Article 77: It states that the presidential term is four years. The president can be only re-elected for one more term.

Article 88: The law specifies preconditions for eligible People's Assembly members and sets the rulings of elections and referendum.

Article 93: The Supreme Constitutional Court is in charge of deciding the validity of membership of the People's Assembly MPs.

Challenges are lodged with the court within a period that does not exceed 30 days since the announcement of election results. The court passes a ruling on the challenges within 90 days as of the time of receiving the challenges.

The membership of any MP is considered null as of the date of notifying the PA with the court ruling.

Article 139: The president of the republic must appoint, within 60 days at most since his assumption of power, one or more vice president and set his powers. If the need arises to relieve the VP from his post, he must appoint another.

Preconditions and accountability rules applicable to the president of the republic are the same for vice presidents.

Article 148: The president of the republic declares a state of emergency according to the law. The declaration must be referred to the People's Assembly within seven days since its announcement to issue a resolution on this score.

If the announcement was made while the parliament is in recess, it is required that the parliament convenes immediately to look into the announcement while observing the period mentioned in the previous article.

If the parliament is dissolved, the issue is referred to the new parliament at its first session. The issue must pass with the majority approval.

In all cases, the declaration of a state of emergency must not be for more than six months that must not be extended except after the approval of the people in a public referendum.

Article 179: Cancelled

Article 189 last para added:

The president of the republic has the powers, after the approval of the Cabinet, and also half of the People's Assembly and Shura Council have the powers to ask for issuing a new constitution. A Constituent Assembly of 100 members, to be mostly elected by the two houses of parliament at a joint meeting, undertakes outlining the new constitution at a period of time not more than six months since its formation. The blueprint is referred by the president of the republic within 15 days of its drawing to the people for referendum. The new constitution is applicable as of the date of approval by the people in the referendum.

Article 189 bis

Non-appointed members of the first People's Assembly and Shura Council convene to announce the results of the referendum on constitutional amendments for choosing the constituent assembly in charge of outlining the new constitution within six months of their election. This all comes in line with the last para of article 189.

Article 189 bis (I)

The first Shura Council exercises its powers after announcing the results of the referendum on constitutional amendments.

The president of the republic takes over, immediately after his election, completing the formation of the Council with appointing one third of its members. The appointment should be for completing the term of the Council according to the law.


  1. Where is a 'Bill of Rights?"

  2. Where is (1) Freedom to assemble, (2)Freedom of speech, (3)Freedom of religion, (4)freedom of the Press and (5)freedom to petition

  3. C'mon anybody really expected a democracy in Egypt? It's going to be Suni's Iran...
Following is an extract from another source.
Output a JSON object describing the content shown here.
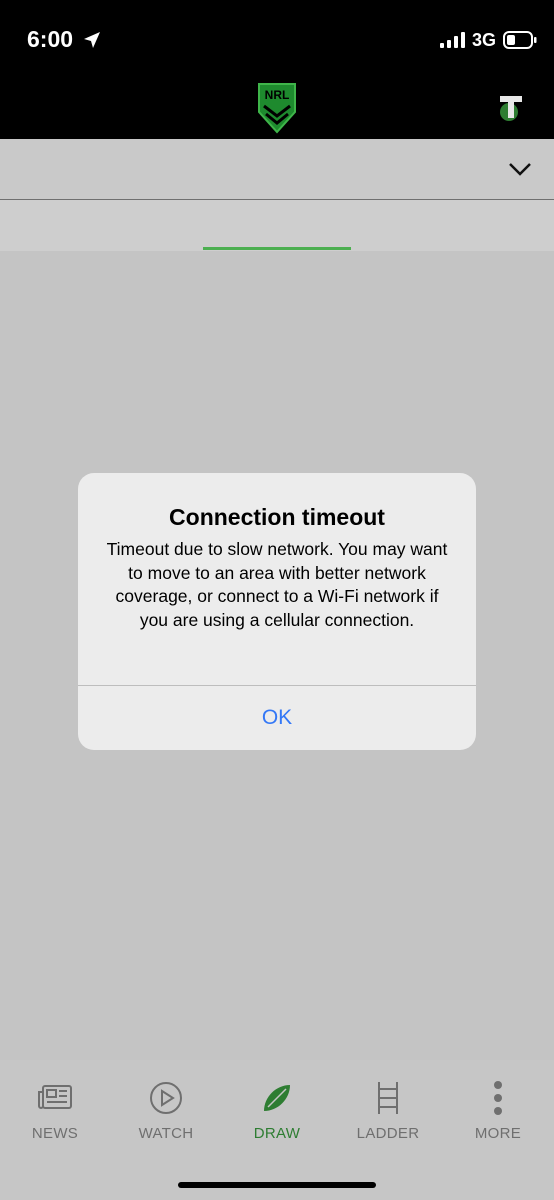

  4. First of all, this is not the entire constitution, secondly, the "Bill of Rights" was not in the original U.S. Constitution to begin with, and also, with possible presidential candidates such as ElBaradei in line for the Presidency, I believe Egypt stands a very good chance of being a fully-functioning democracy.
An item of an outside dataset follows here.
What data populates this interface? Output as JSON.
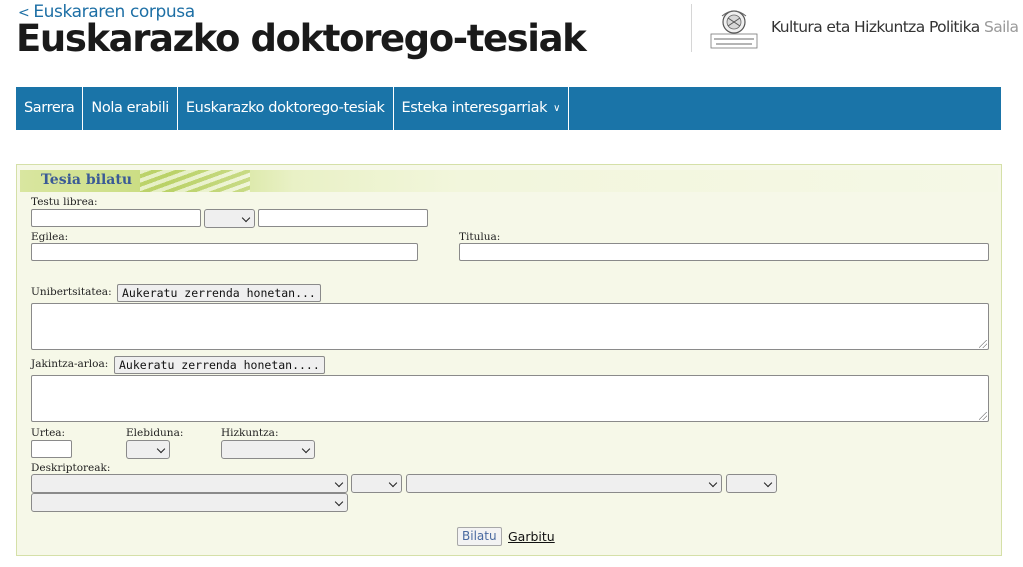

  5. Victory is correct. The text contained in this blog post is only the 8 proposed amendments to the Egyptian Constitution which Egyptians voted on in a referendum on March 19. It is not the full constitution, although I can provide you with a link to the full text of the constitution.

    @Anonymous 2, it's highly unlikely that Egypt will turn into anything reminiscent of Iran. It's much more likely to follow the Turkish model, with the army guaranteeing a civilian government.